The reports by Kaiser Health News and The Daily Progress detail the stories of people who were forced into bankruptcy, marriages that crumbled under the stress of debt collection, and education plans put on hold as the Medical Center even went after UVa’s own students.
To be fair — and as the university says in its defense — state law requires that the Medical Center do its best to collect debts. It’s a public hospital that receives state and federal tax breaks in return for treating low-income patients via Medicaid. The General Assembly does not want to be called upon to pour even more tax money into public entities such as UVa, so it requires them to be insistent about collecting monies owed them.
But Kaiser found that UVa’s rules for forgiving debts and tactics for collecting debts were more aggressive than any other hospital in the state, with the exception of those applying at Virginia Commonwealth University, home to another state-supported hospital.
UVa’s practices also were more aggressive than most of the peer hospitals to which it was compared nationally.
Many of the patients UVa sued for nonpayment of debt were those who couldn’t afford good insurance plans, yet were not poor enough to qualify for Medicaid.
The debt collection crusade therefore hit patients who were particularly vulnerable — and at a time when national health care and insurance systems were being restructured in ways that often caught families off guard, unable to afford insurance plans that might have helped pay their bills.
Kaiser’s report also detailed instances in which the UVa Medical Center charged far more for care than would have been allowed under many insurance plans.
The university said it needed the money “to generate positive operating income” to invest in medical education, new facilities, research and the latest technology, according to the Kaiser story first published in The Washington Post.
All these things benefit not only UVa, but the entire Charlottesville-Albemarle community, bringing in jobs and other economic activity.

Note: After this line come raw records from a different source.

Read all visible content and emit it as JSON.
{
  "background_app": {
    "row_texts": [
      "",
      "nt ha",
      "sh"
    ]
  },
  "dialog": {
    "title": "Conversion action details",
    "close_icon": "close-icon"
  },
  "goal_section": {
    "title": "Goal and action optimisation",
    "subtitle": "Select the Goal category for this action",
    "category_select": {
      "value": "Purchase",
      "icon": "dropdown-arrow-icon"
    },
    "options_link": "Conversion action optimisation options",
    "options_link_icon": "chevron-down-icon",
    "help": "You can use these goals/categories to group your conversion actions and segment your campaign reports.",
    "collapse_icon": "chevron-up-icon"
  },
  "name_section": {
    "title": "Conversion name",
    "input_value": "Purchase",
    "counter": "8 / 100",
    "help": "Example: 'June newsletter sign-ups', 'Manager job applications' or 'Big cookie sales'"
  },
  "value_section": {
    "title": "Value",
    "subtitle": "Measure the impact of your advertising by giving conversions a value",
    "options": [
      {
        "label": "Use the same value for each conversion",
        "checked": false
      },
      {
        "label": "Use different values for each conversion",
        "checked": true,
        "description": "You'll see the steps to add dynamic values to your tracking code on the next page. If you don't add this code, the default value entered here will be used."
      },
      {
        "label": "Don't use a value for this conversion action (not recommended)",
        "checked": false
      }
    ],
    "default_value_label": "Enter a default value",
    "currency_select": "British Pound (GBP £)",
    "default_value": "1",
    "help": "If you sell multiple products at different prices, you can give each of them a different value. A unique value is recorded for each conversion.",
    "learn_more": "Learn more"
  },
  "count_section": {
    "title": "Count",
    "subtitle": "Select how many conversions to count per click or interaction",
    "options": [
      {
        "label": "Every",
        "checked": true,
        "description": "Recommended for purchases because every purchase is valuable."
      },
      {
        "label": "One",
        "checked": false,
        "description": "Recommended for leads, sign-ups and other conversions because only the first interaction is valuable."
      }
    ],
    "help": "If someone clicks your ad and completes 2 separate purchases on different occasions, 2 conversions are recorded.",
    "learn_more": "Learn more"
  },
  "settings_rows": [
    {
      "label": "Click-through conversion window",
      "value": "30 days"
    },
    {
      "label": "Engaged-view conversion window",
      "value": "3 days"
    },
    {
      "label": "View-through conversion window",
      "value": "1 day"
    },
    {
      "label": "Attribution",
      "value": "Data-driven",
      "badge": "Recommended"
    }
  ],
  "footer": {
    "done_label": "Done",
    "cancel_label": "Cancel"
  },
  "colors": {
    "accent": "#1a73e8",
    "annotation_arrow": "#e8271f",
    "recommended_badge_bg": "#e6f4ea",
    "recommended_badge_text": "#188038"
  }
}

And they benefit not only the local community, but the nation and the world: Medical staff trained here go on to help millions of people over time; research breakthroughs generated here help millions more.
A hospital spokesman also said that the center doesn’t file lawsuits against non-paying patients until numerous bills have been ignored, and that it works with patients whenever possible to set up payment plans.
The Medical Center should keep in mind that its primary priority is delivering patient care — and that should include efforts to provide care to as many people as possible as inexpensively, but effectively, as possible.
For a university striving, under new President Jim Ryan, to be a model of socially responsible education and leadership, this is a damaging setback.
The university already has modified its approach somewhat, deciding in 2017 to sue only patients owing more than $1,000.
And President Ryan says UVa now is reviewing its other practices for collecting debts. The president learned last month of the extended use of lawsuits to collect debts, according to a university post on social media.
Revisions to those practices are expected to be announced tomorrow.
Those changes should address a variety of issues:
» Offering more sensible rules under which patients can receive financial assistance. Other Virginia hospitals have more lenient eligibility rules for assistance: why not UVa?
» Pricing services more realistically, so that charges to patients are more in line with insurance pricing — even for patients who don’t have a good insurance policy to protect them.
» Ensuring that no student’s education will jeopardized by illness — even if the university has to raise private money to establish a fund for paying student medical bills as needed.
Of course, we and the rest of this community want the UVa Medical Center to thrive. To do so, it needs to be fairly compensated for the services it provides.
But the Kaiser report raises serious questions about whether UVa’s charges to patients, and its pursuit of patients, are in fact fair. But this challenge also provides an opportunity for the university to make good on President Ryan’s goal for it to be “not just great, but good” — that is, to have heart and soul.
We look forward to Friday’s unveiling of new policies in hopes that the Medical Center can return to its reputation of a provider of nurture and healing, and put behind it its newly gained reputation as persecutor.